The new campaign against the tsetse fly uses a method called the Sterile Insect Technique, or S-I-T. Hundreds of thousands of male flies are released into the environment after first being made sterile by a burst of gamma radiation. After they mate, the tsetse eggs fail to develop.

S-I-T is a joint effort by the OAU, the Food and Agriculture Organization, and the International Atomic Energy Agency. Peter Salema ? a deputy director with the Agency in Vienna ? says the tsetse is a root cause of poverty. He says it prevents farmers from producing large quantities of food by killing draught animals, such as horses and oxen.

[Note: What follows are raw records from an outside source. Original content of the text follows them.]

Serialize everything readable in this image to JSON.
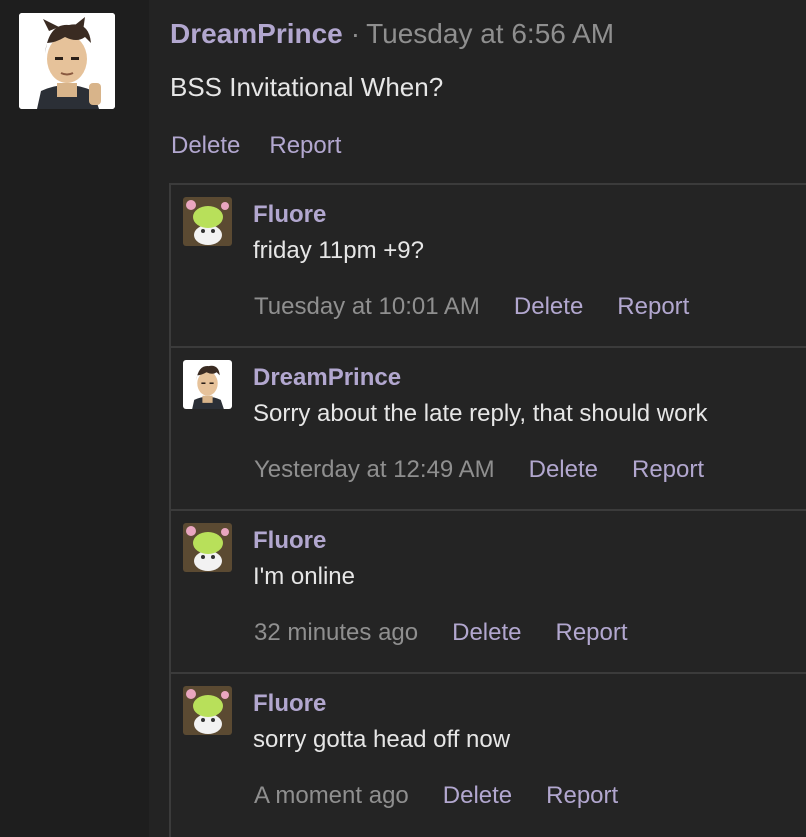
{
  "post": {
    "author": "DreamPrince",
    "separator": "·",
    "time": "Tuesday at 6:56 AM",
    "body": "BSS Invitational When?",
    "delete_label": "Delete",
    "report_label": "Report"
  },
  "replies": [
    {
      "author": "Fluore",
      "text": "friday 11pm +9?",
      "time": "Tuesday at 10:01 AM",
      "delete_label": "Delete",
      "report_label": "Report",
      "avatar": "fluore-avatar"
    },
    {
      "author": "DreamPrince",
      "text": "Sorry about the late reply, that should work",
      "time": "Yesterday at 12:49 AM",
      "delete_label": "Delete",
      "report_label": "Report",
      "avatar": "dreamprince-avatar"
    },
    {
      "author": "Fluore",
      "text": "I'm online",
      "time": "32 minutes ago",
      "delete_label": "Delete",
      "report_label": "Report",
      "avatar": "fluore-avatar"
    },
    {
      "author": "Fluore",
      "text": "sorry gotta head off now",
      "time": "A moment ago",
      "delete_label": "Delete",
      "report_label": "Report",
      "avatar": "fluore-avatar"
    }
  ],
  "colors": {
    "accent": "#b2a7cf",
    "muted": "#8f8f8f",
    "text": "#e6e6e6",
    "background": "#232323",
    "border": "#3b3b3b"
  }
}
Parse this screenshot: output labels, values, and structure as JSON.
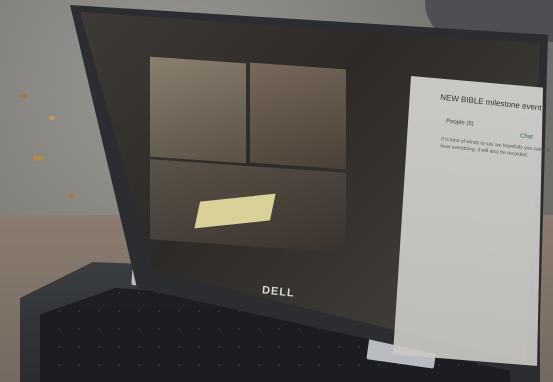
{
  "screen": {
    "panel_title": "NEW BIBLE milestone event",
    "people_label": "People (5)",
    "chat_tab": "Chat",
    "message_preview": "It is kind of windy to say we hopefully you can still hear everything, it will also be recorded."
  },
  "device": {
    "brand": "DELL"
  }
}
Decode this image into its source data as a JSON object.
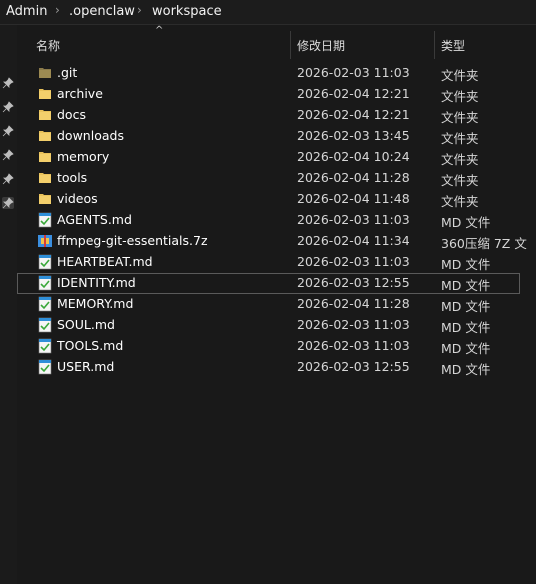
{
  "breadcrumb": {
    "items": [
      "Admin",
      ".openclaw",
      "workspace"
    ],
    "separator": "›"
  },
  "columns": {
    "name": "名称",
    "modified": "修改日期",
    "type": "类型"
  },
  "colors": {
    "background": "#191919",
    "folder": "#e8c15a",
    "hidden_folder": "#8a7a4a"
  },
  "files": [
    {
      "name": ".git",
      "modified": "2026-02-03 11:03",
      "type": "文件夹",
      "icon": "hidden-folder-icon"
    },
    {
      "name": "archive",
      "modified": "2026-02-04 12:21",
      "type": "文件夹",
      "icon": "folder-icon"
    },
    {
      "name": "docs",
      "modified": "2026-02-04 12:21",
      "type": "文件夹",
      "icon": "folder-icon"
    },
    {
      "name": "downloads",
      "modified": "2026-02-03 13:45",
      "type": "文件夹",
      "icon": "folder-icon"
    },
    {
      "name": "memory",
      "modified": "2026-02-04 10:24",
      "type": "文件夹",
      "icon": "folder-icon"
    },
    {
      "name": "tools",
      "modified": "2026-02-04 11:28",
      "type": "文件夹",
      "icon": "folder-icon"
    },
    {
      "name": "videos",
      "modified": "2026-02-04 11:48",
      "type": "文件夹",
      "icon": "folder-icon"
    },
    {
      "name": "AGENTS.md",
      "modified": "2026-02-03 11:03",
      "type": "MD 文件",
      "icon": "markdown-file-icon"
    },
    {
      "name": "ffmpeg-git-essentials.7z",
      "modified": "2026-02-04 11:34",
      "type": "360压缩 7Z 文",
      "icon": "archive-file-icon"
    },
    {
      "name": "HEARTBEAT.md",
      "modified": "2026-02-03 11:03",
      "type": "MD 文件",
      "icon": "markdown-file-icon"
    },
    {
      "name": "IDENTITY.md",
      "modified": "2026-02-03 12:55",
      "type": "MD 文件",
      "icon": "markdown-file-icon",
      "selected": true
    },
    {
      "name": "MEMORY.md",
      "modified": "2026-02-04 11:28",
      "type": "MD 文件",
      "icon": "markdown-file-icon"
    },
    {
      "name": "SOUL.md",
      "modified": "2026-02-03 11:03",
      "type": "MD 文件",
      "icon": "markdown-file-icon"
    },
    {
      "name": "TOOLS.md",
      "modified": "2026-02-03 11:03",
      "type": "MD 文件",
      "icon": "markdown-file-icon"
    },
    {
      "name": "USER.md",
      "modified": "2026-02-03 12:55",
      "type": "MD 文件",
      "icon": "markdown-file-icon"
    }
  ]
}
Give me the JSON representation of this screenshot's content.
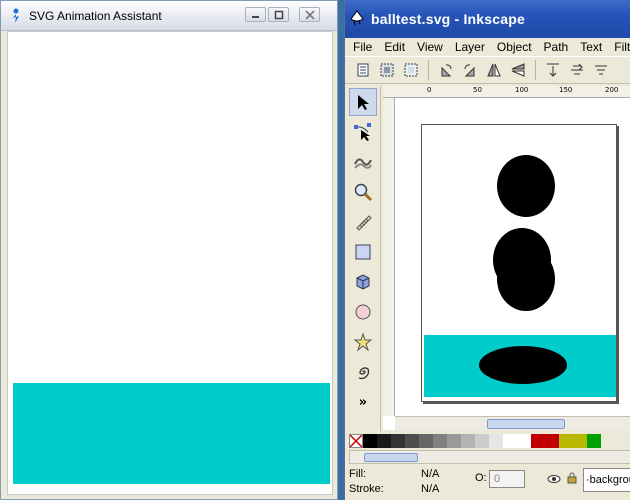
{
  "left_window": {
    "title": "SVG Animation Assistant",
    "ground_color": "#00cccc"
  },
  "right_window": {
    "title": "balltest.svg - Inkscape",
    "menu": [
      "File",
      "Edit",
      "View",
      "Layer",
      "Object",
      "Path",
      "Text",
      "Filte"
    ],
    "ruler_ticks": [
      "0",
      "50",
      "100",
      "150",
      "200"
    ],
    "palette_colors": [
      "#000000",
      "#1a1a1a",
      "#333333",
      "#4d4d4d",
      "#666666",
      "#808080",
      "#999999",
      "#b3b3b3",
      "#cccccc",
      "#e6e6e6",
      "#ffffff",
      "#ffffff",
      "#c00000",
      "#c00000",
      "#b8b800",
      "#b8b800",
      "#00a000"
    ],
    "status": {
      "fill_label": "Fill:",
      "fill_value": "N/A",
      "stroke_label": "Stroke:",
      "stroke_value": "N/A",
      "opacity_label": "O:",
      "opacity_value": "0",
      "layer_value": "·backgrou"
    },
    "more_tools_glyph": "»",
    "canvas_ground_color": "#00cccc"
  }
}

He said, "I call it the root of poverty because these farmers only rely on farming for their livelihood for food ? and what they produce from farming - animal products and crops ? to get other essentials of life like cooking oil, kerosene for lighting, clothes, sending kids to school, school fees and things like that."

A U-N study in Zimbabwe has found that farmers who use animals to cultivate their land were able to produce much more food than those who tilled the soil by hand.

Mr. Salema says little headway was made against the tsetse fly until 1997 when the Sterile Insect Technique eliminated the pest from the Tanzanian island of Zanzibar. He explained, "The other techniques, which have been used for over a hundred years are techniques cannot eliminate the fly. It is the use of pesticides. With those techniques we cannot eliminate the fly. But the nuclear technique ? the Sterile Insect Technique ? enables you to solve the problem once and for all."

The current epidemic of sleeping sickness began in the 1970?s and now affects 37 sub-Saharan African countries, especially in the river valley areas. The campaign to eliminate the pest is expected to take many years.